I have just spent an excellent morning considering the connections between objects, culture, identity, ownership and meaning with a lively and stimulating group of students from the Masters course in Museum Studies at the School of Museum Studies, University of Leicester. I was a student there on the equivalent course just over thirty years ago and it was a surprisingly strong ‘blast from the past’ to be back.
I was delighted to be invited to be a guest lecturer and it was an interesting challenge to work out how I could contribute to a course on ‘Museum Ethnography and World Art’. I had been asked to talk about interpretation (obviously) and, after a little encouragement from Dr. Viv Golding (many thanks, Viv), realised this was only a small skip from my talk in Perth last November. (That talk will appear on the web soon – just as soon as I have edited it for publication). So, once again, I talked about the telling of stories in interpretation (interpretelling), particularly in a multi- and/or cross-cultural context.
The small group of students included people from seven countries so we were able to experience and experiment with cross-cultural communication. I had asked everyone to bring an object from their ‘home culture, whatever that means to you’. I probably shouldn’t have been surprised but as people talked about these objects, I experienced again the fast, strong and deep connections between objects and not only personal histories but also social, cultural and political contexts. These simple everyday objects: stamps, a passport, cooking utensils, a jar of (admittedly rather exotic) perfume, postcards, a box of convenience food; all had layers of stories. We moved rapidly and naturally from the personal and particular to the wider context. The objects shed light on who we are on many levels. And as we talked about our own objects and about other people’s we explored those things we can easily understand, the things we don’t understand and the things we don’t realize we don’t understand. (Very Rumsfeldt – she says, in another of those very culturally-specific moments). I am becoming increasingly interested in spaces and silences – the gaps in our storytelling.

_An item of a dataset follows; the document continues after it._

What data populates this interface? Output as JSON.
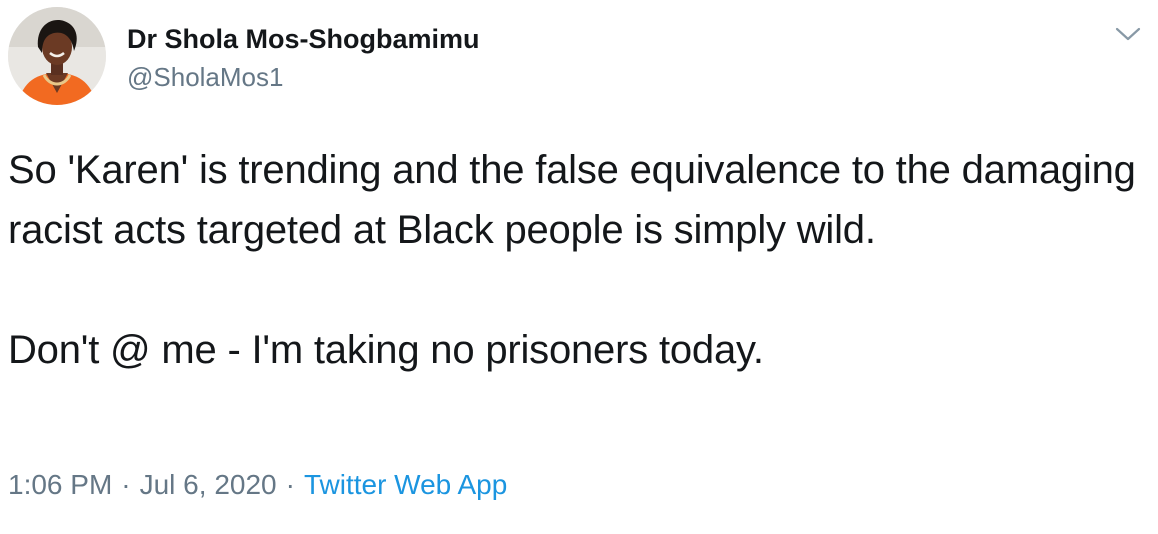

We also looked at case studies from the British Museum and the Cannings Stock Route exhibition that I managed to miss (but Peter saw) in Perth. That provoked lots of excellent discussion. I was impressed by the thoughtfulness of these, mainly young, trainee curators. It was a fascinating and energising session for me. I hope it was for them too.